  24. 24. Katz N, Chaves A, Pellegrino J. A simple device for quantitative stool thick-smear technique in schistosomiasis mansoni. Rev Inst Med Trop Sâo Paulo. 1972; 14: 397–400.
  25. 25. Speich B, Ali SM, Ame SM, Albonico M, Utzinger J, Keiser J. Quality control in the diagnosis of Trichuris trichiura and Ascaris lumbricoides using the Kato-Katz technique: experience from three randomised controlled trials. Parasit Vectors. 2015; 8: 82. pmid:25652120
  26. 26. WHO. Prevention and control of schistosomiasis and soil-transmitted helminthiasis: report of a WHO expert committee. WHO Tech Rep Ser. 2002; 912: 1–57.
  27. 27. Landis JR, Koch GG. The measurement of observer agreement for categorical data. Biometrics. 1977; 33: 159–174. pmid:843571
  28. 28. King JD, Endeshaw T, Escher E, Alemtaye G, Melaku S, Gelaye W, et al. Intestinal parasite prevalence in an area of Ethiopia after implementing the SAFE strategy, enhanced outreach services, and health extension program. PLoS Negl Trop Dis. 2013; 7: e2223. pmid:23755308
  29. 29. Chu BK, Gass K, Batcho W, 'Ake M, Dorkenoo AM, Adjinacou E, et al. Pilot assessment of soil-transmitted helminthiasis in the context of transmission assessment surveys for lymphatic filariasis in Benin and Tonga. PLoS Negl Trop Dis. 2014; 8: e2708. pmid:24551267
  30. 30. Utzinger J, Botero-Kleiven S, Castelli F, Chiodini PL, Edwards H, Köhler N, et al. Microscopic diagnosis of sodium acetate-acetic acid-formalin-fixed stool samples for helminths and intestinal protozoa: a comparison among European reference laboratories. Clin Microbiol Infect. 2010; 16: 267–273. pmid:19456836

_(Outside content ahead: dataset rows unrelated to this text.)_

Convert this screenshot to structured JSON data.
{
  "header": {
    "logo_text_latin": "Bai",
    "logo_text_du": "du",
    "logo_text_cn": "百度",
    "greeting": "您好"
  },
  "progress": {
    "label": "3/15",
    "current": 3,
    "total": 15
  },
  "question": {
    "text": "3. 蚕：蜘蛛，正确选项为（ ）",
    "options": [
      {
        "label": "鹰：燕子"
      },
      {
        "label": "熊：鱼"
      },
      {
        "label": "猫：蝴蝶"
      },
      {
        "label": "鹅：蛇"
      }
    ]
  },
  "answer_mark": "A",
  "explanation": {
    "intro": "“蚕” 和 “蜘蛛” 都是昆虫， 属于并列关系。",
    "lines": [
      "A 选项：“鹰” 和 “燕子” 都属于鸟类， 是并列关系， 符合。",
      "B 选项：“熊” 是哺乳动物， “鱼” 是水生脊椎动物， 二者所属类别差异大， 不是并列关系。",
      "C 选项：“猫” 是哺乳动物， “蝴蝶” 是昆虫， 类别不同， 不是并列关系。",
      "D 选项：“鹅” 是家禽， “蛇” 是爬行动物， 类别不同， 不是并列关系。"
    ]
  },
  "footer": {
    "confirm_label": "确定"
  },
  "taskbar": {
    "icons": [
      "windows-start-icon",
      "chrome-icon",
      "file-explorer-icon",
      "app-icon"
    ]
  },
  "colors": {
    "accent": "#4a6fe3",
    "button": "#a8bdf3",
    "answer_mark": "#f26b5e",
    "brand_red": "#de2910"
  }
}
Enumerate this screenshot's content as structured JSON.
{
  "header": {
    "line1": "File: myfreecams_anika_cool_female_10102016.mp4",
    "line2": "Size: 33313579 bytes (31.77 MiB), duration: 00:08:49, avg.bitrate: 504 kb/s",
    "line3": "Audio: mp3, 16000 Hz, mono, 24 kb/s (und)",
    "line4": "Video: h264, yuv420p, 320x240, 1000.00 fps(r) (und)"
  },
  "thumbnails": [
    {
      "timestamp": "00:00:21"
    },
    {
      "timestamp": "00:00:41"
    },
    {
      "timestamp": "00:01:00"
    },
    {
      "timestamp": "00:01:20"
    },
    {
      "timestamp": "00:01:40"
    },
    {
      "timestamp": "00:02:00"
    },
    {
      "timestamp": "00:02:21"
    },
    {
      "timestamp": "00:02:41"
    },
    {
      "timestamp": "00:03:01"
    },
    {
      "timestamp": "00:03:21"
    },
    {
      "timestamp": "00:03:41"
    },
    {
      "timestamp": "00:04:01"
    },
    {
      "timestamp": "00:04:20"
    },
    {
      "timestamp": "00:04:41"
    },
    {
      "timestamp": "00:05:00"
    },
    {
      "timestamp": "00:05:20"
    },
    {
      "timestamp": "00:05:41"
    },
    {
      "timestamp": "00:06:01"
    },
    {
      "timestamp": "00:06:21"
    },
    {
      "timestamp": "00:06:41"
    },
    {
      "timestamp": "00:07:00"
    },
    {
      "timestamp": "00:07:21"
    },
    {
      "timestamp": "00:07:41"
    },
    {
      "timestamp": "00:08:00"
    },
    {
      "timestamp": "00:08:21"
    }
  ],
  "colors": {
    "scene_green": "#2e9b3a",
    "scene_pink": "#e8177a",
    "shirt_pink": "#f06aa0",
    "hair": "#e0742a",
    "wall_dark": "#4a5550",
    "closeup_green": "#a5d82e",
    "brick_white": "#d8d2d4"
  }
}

  31. 31. Glinz D, Silué KD, Knopp S, Lohourignon LK, Yao KP, Steinmann P, et al. Comparing diagnostic accuracy of Kato-Katz, Koga agar plate, ether-concentration, and FLOTAC for Schistosoma mansoni and soil-transmitted helminths. PLoS Negl Trop Dis. 2010; 4: e754. pmid:20651931
  32. 32. Barda B, Zepherine H, Rinaldi L, Cringoli G, Burioni R, Clementi M et al. Mini-FLOTAC and Kato-Katz: helminth eggs watching on the shore of Lake Victoria. Parasit Vectors. 2013; 6: 220. pmid:23902918
  33. 33. Barda B, Cajal P, Villagran E, Cimino R, Juarez M, Krolewiecki A, et al. Mini-FLOTAC, Kato-Katz and McMaster: three methods, one goal: highlights from north Argentina. Parasit Vectors. 2014; 7: 271. pmid:24929554
  34. 34. WHO. Assessing the epidemiology of Soil-transmitted Helminths during a Transmission Assessment Survey in the Global Programme for the Elimination of Lymphatic Filariasis. 2015